  1. The Plant List. Cistus creticus L. 2013 ver1.1 [updated 2013, cited 2016 April 06] Available from
  2. Lis-Balchin M. Aromatheraphy Science: A Guide for Healthcare Professionals. Great Britain: Pharmaceutical Press; 2006. p.8
  3. Mariotti JP, Tomi F. Casanova J, Costa J, Bernardini AF. Composition of The Essential Oil of Cistus ladaniferus L. Cultivated in Corsica (France). Flav. Fragr. J. 1997;12:147-151
  4. Hedrick UP. Sturtevant's Edible Plants of the World. New York: Dover Publications; 1972
  5. Proksch P, Gülz PG, Budzikiewicz H. Phenylpropanoic Acid Esters in The Essential Oil of Cistus ladaniferus L. (Cistaceae). Z Naturforsch. 1979;35c:201-203
  6. Vernin G. Mass Spectra and Kovats Indices of Some Phenylpropanoic Acis Esters Found in The Essential Oil of Cistus ladaniferus L.. J Essent Oil Res. 1993;5:563-569
  7. El Hamsas EYA, El MAnsouri L, Boukhira S, Daoudi A, Bousta D. In Vivo Anti-Inflmmatory and Analgesic Effects of Aqueous Extract of Cistus ladanifer L. from Morooco. Am J Ther. 2016
  8. Schnaubelt K. Advanced Aromatherapy: The Science of Essential Oil Therapy.  Vermont: Healing Arts Press; 1995
  9. Benayad N, Mennane Z, Charof R, Hakiki A, Mosaddak M. Antibacterial Activity of Essential Oil and Some Extracts of Cistus ladaniferus from Oulmes in Morocco. J Mater Environ. 2013;4(6):1066-1071
  10. Tisserand R, Balacs T. Essential Oil Safety. Churchill Livingston Press; 2006

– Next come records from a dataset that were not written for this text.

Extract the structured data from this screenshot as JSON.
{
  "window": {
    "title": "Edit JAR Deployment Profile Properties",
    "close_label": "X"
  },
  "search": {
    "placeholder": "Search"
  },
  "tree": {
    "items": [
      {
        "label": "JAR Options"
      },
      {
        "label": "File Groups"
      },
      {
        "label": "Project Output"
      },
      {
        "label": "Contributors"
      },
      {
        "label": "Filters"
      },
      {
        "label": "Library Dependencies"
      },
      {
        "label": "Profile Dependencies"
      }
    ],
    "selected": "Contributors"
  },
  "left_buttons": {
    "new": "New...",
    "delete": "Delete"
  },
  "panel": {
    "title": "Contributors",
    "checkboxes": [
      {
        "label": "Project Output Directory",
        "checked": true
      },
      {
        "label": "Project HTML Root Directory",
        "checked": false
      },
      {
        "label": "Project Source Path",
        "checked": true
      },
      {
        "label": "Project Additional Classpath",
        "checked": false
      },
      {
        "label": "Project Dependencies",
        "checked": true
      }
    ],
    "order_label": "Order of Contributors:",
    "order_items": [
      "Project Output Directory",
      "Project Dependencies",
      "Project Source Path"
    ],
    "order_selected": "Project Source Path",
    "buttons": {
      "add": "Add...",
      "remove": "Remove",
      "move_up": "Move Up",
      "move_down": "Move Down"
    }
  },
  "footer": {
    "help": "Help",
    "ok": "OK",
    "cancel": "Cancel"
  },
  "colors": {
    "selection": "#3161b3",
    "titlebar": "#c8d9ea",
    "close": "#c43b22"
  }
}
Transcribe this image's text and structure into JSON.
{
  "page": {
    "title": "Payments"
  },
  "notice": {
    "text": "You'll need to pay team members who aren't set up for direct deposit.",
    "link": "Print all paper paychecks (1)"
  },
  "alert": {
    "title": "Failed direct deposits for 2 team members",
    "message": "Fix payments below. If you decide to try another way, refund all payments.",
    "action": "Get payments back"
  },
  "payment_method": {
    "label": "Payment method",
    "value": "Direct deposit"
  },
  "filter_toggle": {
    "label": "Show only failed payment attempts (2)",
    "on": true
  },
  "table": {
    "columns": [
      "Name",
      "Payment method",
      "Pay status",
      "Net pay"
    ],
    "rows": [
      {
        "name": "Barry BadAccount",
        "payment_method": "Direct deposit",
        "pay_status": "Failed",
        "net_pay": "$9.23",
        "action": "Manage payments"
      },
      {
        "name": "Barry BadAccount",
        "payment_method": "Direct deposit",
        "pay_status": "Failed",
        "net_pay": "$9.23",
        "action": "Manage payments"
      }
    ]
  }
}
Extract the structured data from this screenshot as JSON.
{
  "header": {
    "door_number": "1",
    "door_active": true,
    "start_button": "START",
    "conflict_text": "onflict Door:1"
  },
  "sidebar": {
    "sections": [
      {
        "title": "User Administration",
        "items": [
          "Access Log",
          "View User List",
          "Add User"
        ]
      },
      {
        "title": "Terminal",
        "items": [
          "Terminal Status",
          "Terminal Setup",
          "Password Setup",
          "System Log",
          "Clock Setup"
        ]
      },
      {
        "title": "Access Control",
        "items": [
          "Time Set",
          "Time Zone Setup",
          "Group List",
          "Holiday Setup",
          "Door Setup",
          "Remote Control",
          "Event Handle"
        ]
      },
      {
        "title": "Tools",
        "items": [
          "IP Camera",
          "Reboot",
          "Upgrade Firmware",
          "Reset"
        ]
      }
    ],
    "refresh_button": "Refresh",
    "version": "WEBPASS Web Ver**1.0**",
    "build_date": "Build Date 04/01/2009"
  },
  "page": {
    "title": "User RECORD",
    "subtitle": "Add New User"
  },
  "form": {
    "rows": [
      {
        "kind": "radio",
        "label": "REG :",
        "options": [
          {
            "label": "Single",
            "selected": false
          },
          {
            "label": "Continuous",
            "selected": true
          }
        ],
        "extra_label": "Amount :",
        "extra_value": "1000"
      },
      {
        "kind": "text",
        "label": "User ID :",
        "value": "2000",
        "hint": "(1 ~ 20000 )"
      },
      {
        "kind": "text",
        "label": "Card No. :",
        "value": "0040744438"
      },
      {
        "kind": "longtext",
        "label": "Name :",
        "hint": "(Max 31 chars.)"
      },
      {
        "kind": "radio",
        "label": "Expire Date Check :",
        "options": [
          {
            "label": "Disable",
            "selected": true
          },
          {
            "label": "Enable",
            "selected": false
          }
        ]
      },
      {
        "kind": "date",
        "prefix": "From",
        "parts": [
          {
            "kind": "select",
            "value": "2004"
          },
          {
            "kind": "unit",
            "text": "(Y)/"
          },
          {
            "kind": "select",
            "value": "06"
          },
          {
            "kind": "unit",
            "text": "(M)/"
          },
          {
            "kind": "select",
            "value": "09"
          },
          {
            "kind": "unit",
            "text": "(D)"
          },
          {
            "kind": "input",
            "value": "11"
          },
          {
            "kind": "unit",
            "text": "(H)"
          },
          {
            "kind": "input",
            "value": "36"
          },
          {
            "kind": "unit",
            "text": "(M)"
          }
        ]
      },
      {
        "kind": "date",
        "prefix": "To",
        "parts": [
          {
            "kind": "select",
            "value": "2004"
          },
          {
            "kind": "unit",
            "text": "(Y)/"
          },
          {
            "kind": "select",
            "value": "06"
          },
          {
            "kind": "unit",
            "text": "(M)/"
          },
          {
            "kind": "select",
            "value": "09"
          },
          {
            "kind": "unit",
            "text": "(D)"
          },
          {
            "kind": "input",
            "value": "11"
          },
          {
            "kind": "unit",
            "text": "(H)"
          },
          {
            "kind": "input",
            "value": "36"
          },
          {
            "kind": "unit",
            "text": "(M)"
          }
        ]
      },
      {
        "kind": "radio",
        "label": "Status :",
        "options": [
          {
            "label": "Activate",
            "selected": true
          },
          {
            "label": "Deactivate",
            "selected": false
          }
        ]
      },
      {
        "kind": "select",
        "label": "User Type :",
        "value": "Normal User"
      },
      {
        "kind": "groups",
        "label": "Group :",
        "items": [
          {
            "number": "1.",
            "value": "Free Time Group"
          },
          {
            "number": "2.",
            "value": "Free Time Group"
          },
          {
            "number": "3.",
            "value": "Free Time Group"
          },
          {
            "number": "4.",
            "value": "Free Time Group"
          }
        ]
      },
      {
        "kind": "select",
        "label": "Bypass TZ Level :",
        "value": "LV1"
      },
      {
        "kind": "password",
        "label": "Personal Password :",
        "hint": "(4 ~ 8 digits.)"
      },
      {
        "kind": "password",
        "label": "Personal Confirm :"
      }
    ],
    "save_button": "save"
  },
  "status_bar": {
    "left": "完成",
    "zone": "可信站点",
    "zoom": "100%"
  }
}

  11. Larsen WG. Cosmetic Dermatitis Due to a Perfume. Contact Dermatitis. 1975;1(3):142-145